More than one in two people with elderly neighbours say they help them out on a regular basis.
From taking bins out and trips to the shops to popping round for a chat and a cup of tea, the research for Engage Mutual reveals a strong sense of community spirit. Fifty six per cent of people surveyed reported that they frequently do little things to help their older neighbours.
helping older neighbours out
At a time when older people can sometimes feel lonely, according to a study by Age UK the Engage Mutual research asked 1,008 UK adults aged between 45-60 what they did to help their older neighbours out.
Top tasks people said they did to help older neighbours included:
keeping a general eye on them (44 per cent)
going round for a chat or cup of tea (25 per cent)
taking their bins out on collection day (13 per cent)
helping out with the gardening (10 per cent)
driving them to the shops (8 per cent)
taking them to medical appointments (8 per cent)
The research also found that people who couldn’t see their own parents very often were more likely to keep an eye out for an elderly neighbour (63 per cent). Those on lower incomes (up to £19k) were also more likely to help out (63 per cent).
keeping in touch with families
A further 74 per cent of those surveyed said they were familiar with their elderly nighbour’s family when they came to visit. Sixteen per cent had even swapped phone numbers with them to keep in touch.
Yorkshire was the region where most people helped their neighbours (65 per cent) with people in the Northwest helping out the least (49 per cent).
Karl Elliott, Marketing Director at Engage Mutual said: “Our research shows that there is a strong sense of community spirit in Britain today that goes beyond looking after one’s own family and friends. Neighbours play an important role in supporting older people, and in helping them to live independently for as long as possible.”

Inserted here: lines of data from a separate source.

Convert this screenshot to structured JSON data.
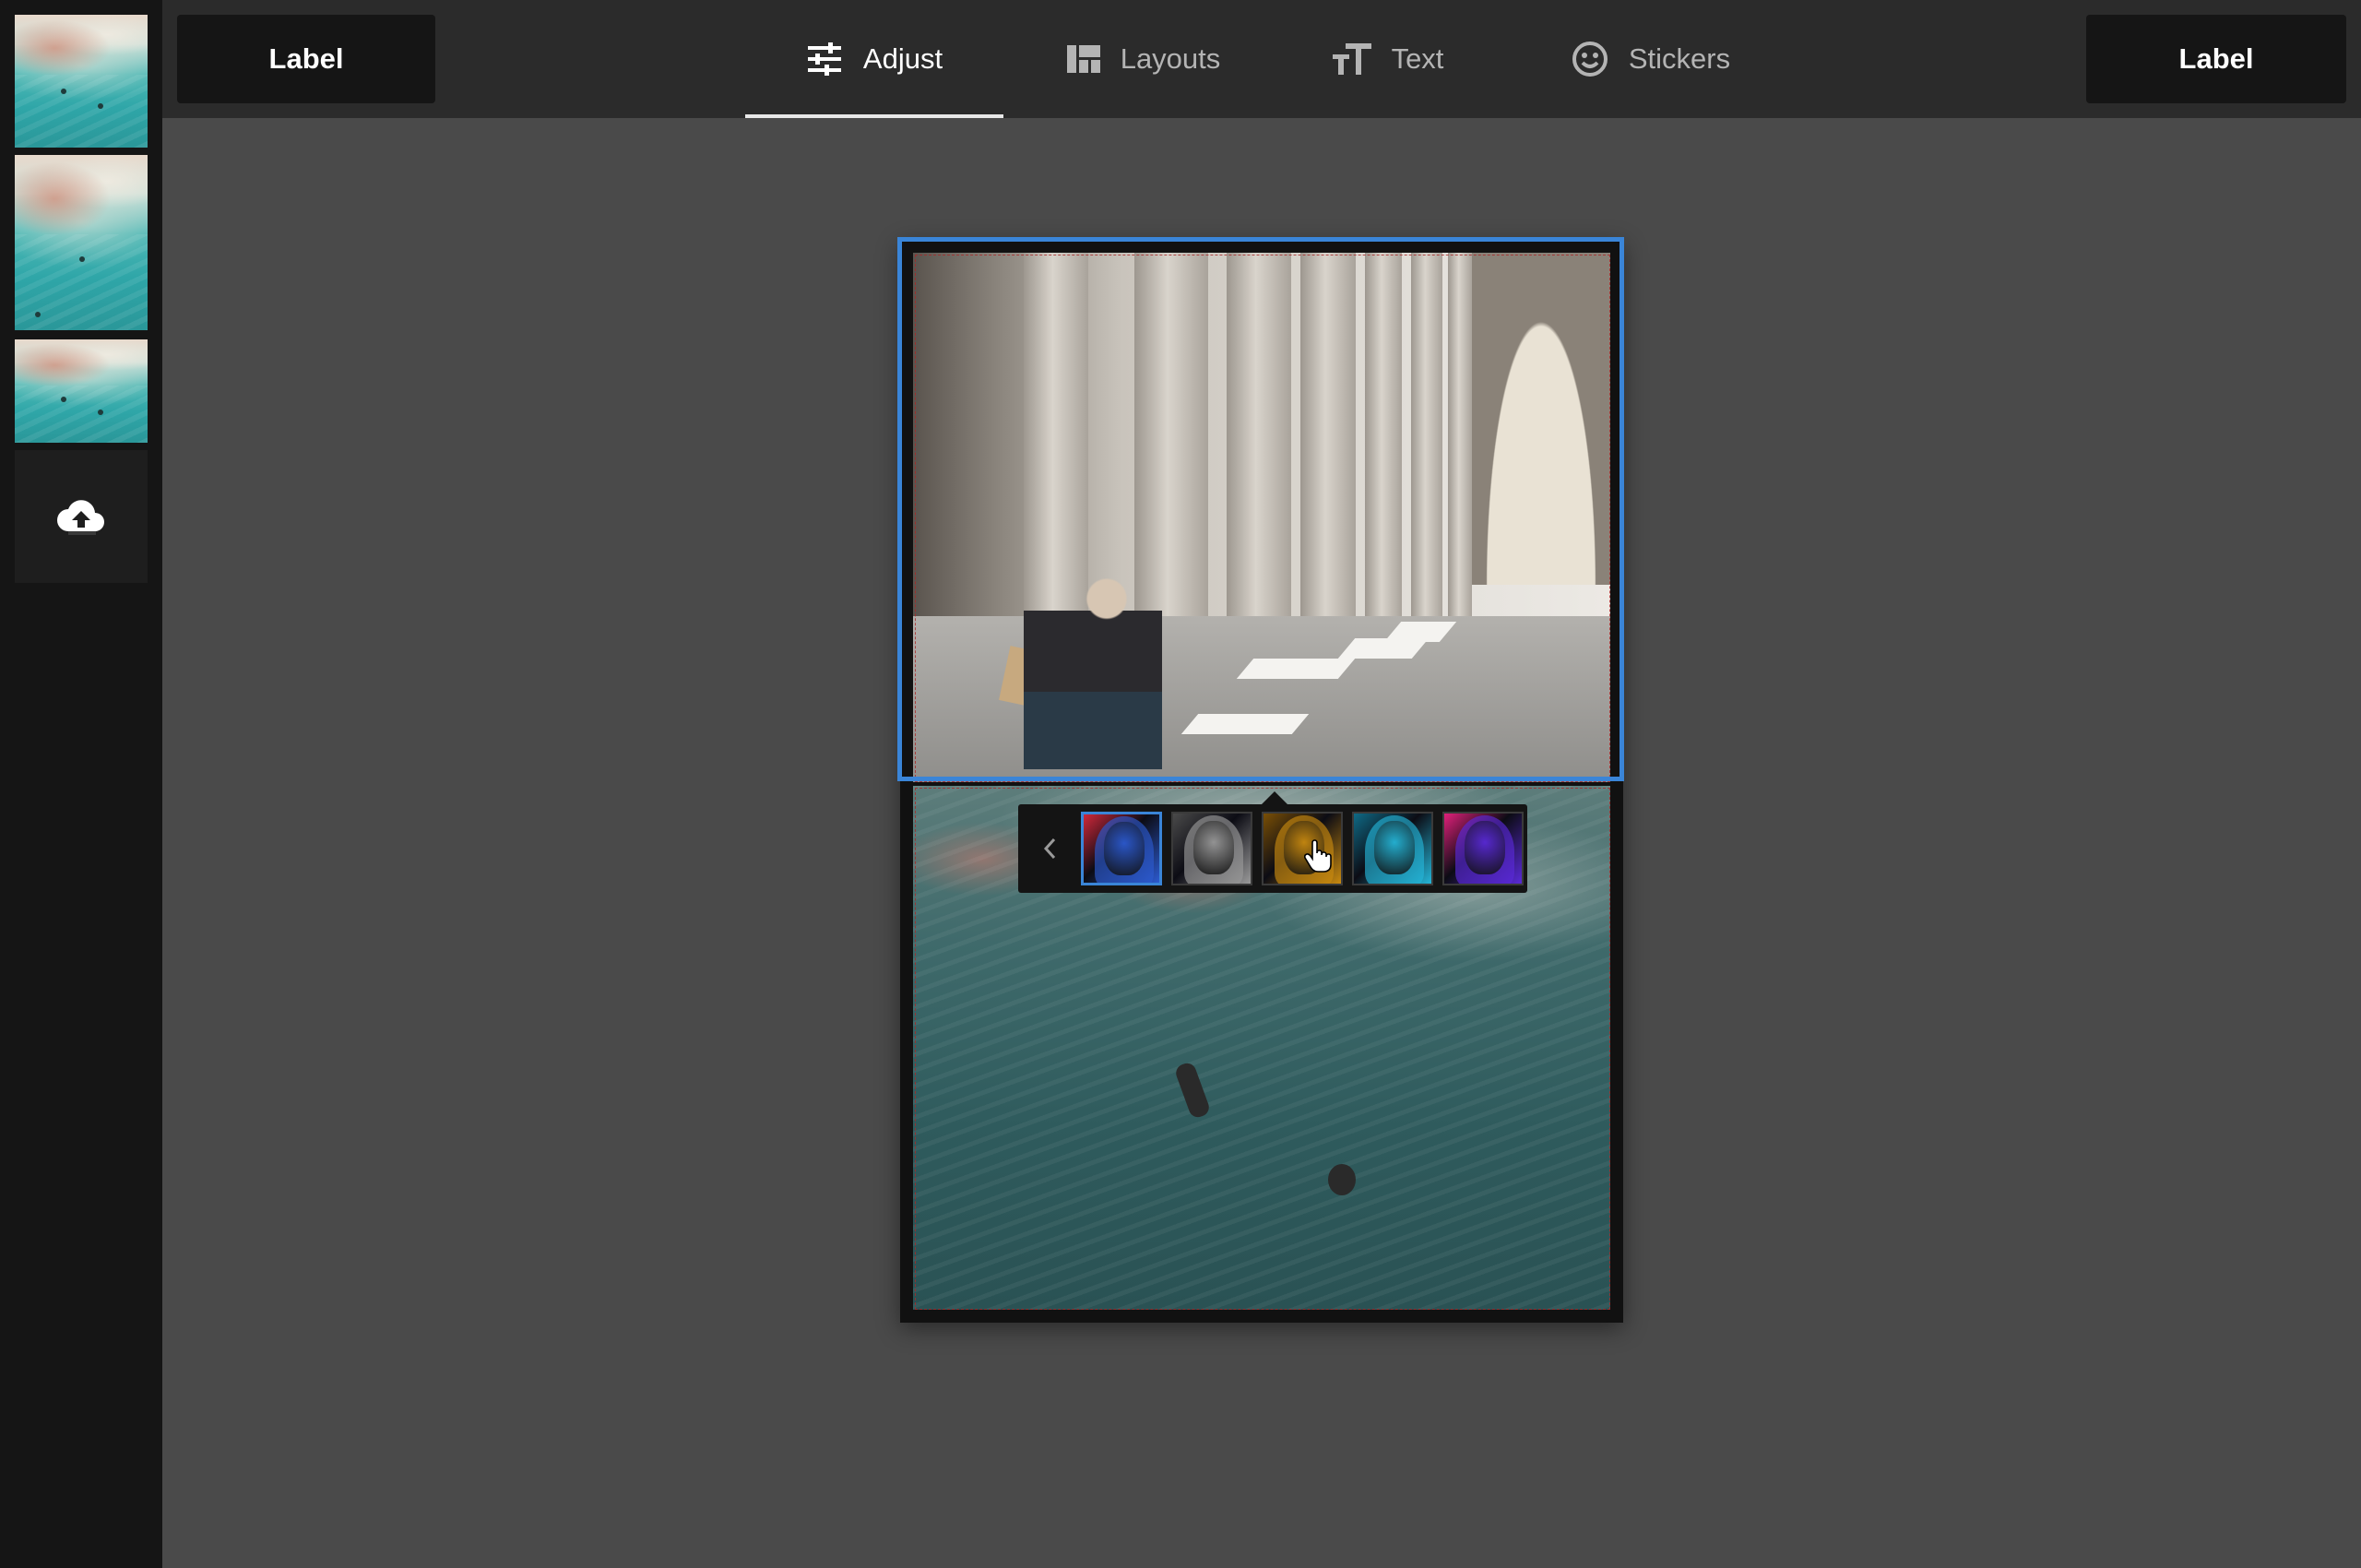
{
  "toolbar": {
    "left_label": "Label",
    "right_label": "Label",
    "tabs": [
      {
        "label": "Adjust",
        "icon": "sliders-icon",
        "active": true
      },
      {
        "label": "Layouts",
        "icon": "layout-icon",
        "active": false
      },
      {
        "label": "Text",
        "icon": "text-size-icon",
        "active": false
      },
      {
        "label": "Stickers",
        "icon": "smiley-icon",
        "active": false
      }
    ]
  },
  "sidebar": {
    "thumbnails": [
      "ocean-aerial-thumbnail",
      "ocean-aerial-thumbnail",
      "ocean-aerial-thumbnail"
    ],
    "upload_icon": "cloud-upload-icon"
  },
  "collage": {
    "panels": [
      "arcade-man-reading-photo",
      "ocean-aerial-photo"
    ],
    "selected_panel": 1
  },
  "filters": {
    "nav_icon": "chevron-left-icon",
    "selected_index": 0,
    "items": [
      {
        "name": "blue-red",
        "colors": [
          "#2c5ad0",
          "#d0283a"
        ]
      },
      {
        "name": "mono",
        "colors": [
          "#9a9a9a",
          "#4a4a4a"
        ]
      },
      {
        "name": "amber",
        "colors": [
          "#c98a10",
          "#7a4f05"
        ]
      },
      {
        "name": "cyan",
        "colors": [
          "#25b6d8",
          "#0f6a86"
        ]
      },
      {
        "name": "violet-magenta",
        "colors": [
          "#5a2ad8",
          "#e0207a"
        ]
      }
    ]
  },
  "colors": {
    "accent": "#3a85d8",
    "topbar": "#2b2b2b",
    "sidebar": "#151515",
    "workspace": "#4a4a4a"
  }
}
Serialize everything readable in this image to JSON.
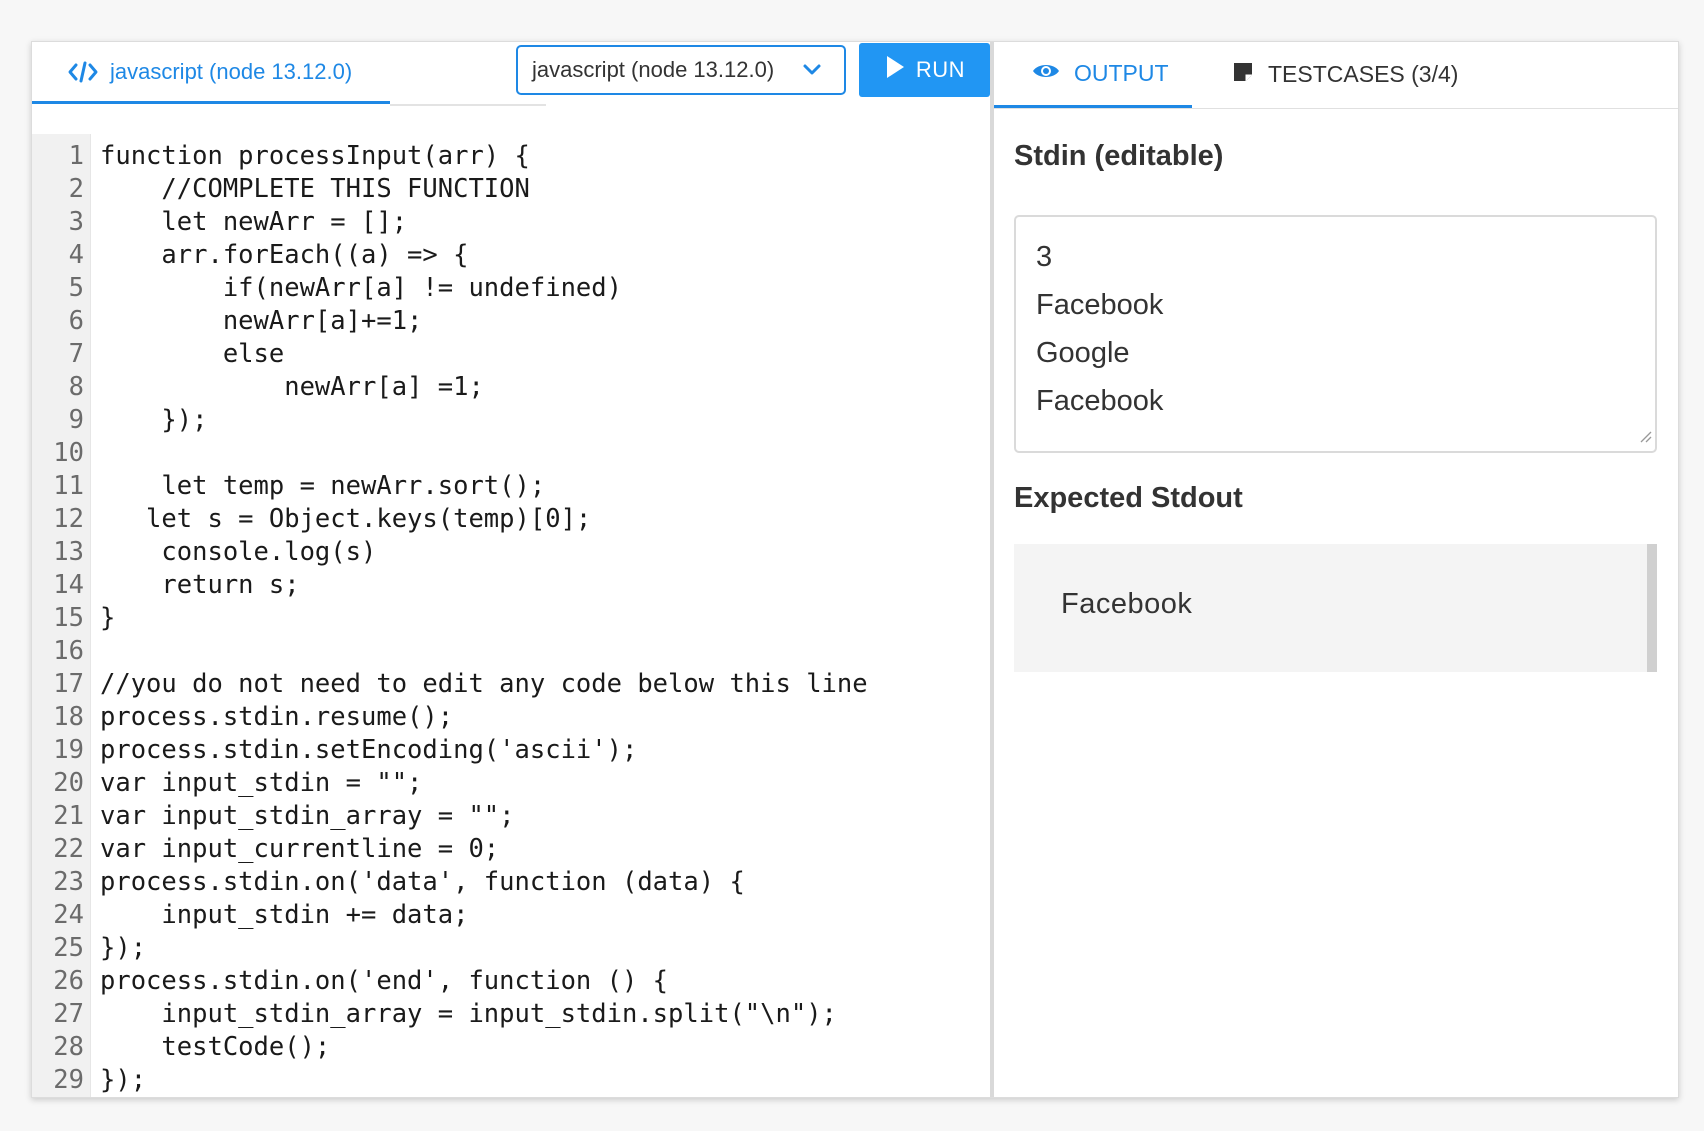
{
  "editor_tab": {
    "label": "javascript (node 13.12.0)",
    "icon": "code-icon"
  },
  "language_select": {
    "value": "javascript (node 13.12.0)",
    "icon": "chevron-down-icon"
  },
  "run_button": {
    "label": "RUN",
    "icon": "play-icon"
  },
  "code": [
    "function processInput(arr) {",
    "    //COMPLETE THIS FUNCTION",
    "    let newArr = [];",
    "    arr.forEach((a) => {",
    "        if(newArr[a] != undefined)",
    "        newArr[a]+=1;",
    "        else",
    "            newArr[a] =1;",
    "    });",
    "",
    "    let temp = newArr.sort();",
    "   let s = Object.keys(temp)[0];",
    "    console.log(s)",
    "    return s;",
    "}",
    "",
    "//you do not need to edit any code below this line",
    "process.stdin.resume();",
    "process.stdin.setEncoding('ascii');",
    "var input_stdin = \"\";",
    "var input_stdin_array = \"\";",
    "var input_currentline = 0;",
    "process.stdin.on('data', function (data) {",
    "    input_stdin += data;",
    "});",
    "process.stdin.on('end', function () {",
    "    input_stdin_array = input_stdin.split(\"\\n\");",
    "    testCode();",
    "});"
  ],
  "right_tabs": {
    "output": {
      "label": "OUTPUT",
      "icon": "eye-icon"
    },
    "testcases": {
      "label": "TESTCASES (3/4)",
      "icon": "note-icon"
    }
  },
  "stdin": {
    "title": "Stdin (editable)",
    "lines": [
      "3",
      "Facebook",
      "Google",
      "Facebook"
    ]
  },
  "expected": {
    "title": "Expected Stdout",
    "value": "Facebook"
  },
  "colors": {
    "accent": "#1e88e5",
    "run_bg": "#2196f3"
  }
}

The research was undertaken for engage with you by YouGov between 4-9 April 2012. The survey polled a GB representative sample of 1,008 people aged 45-60 who had elderly parents.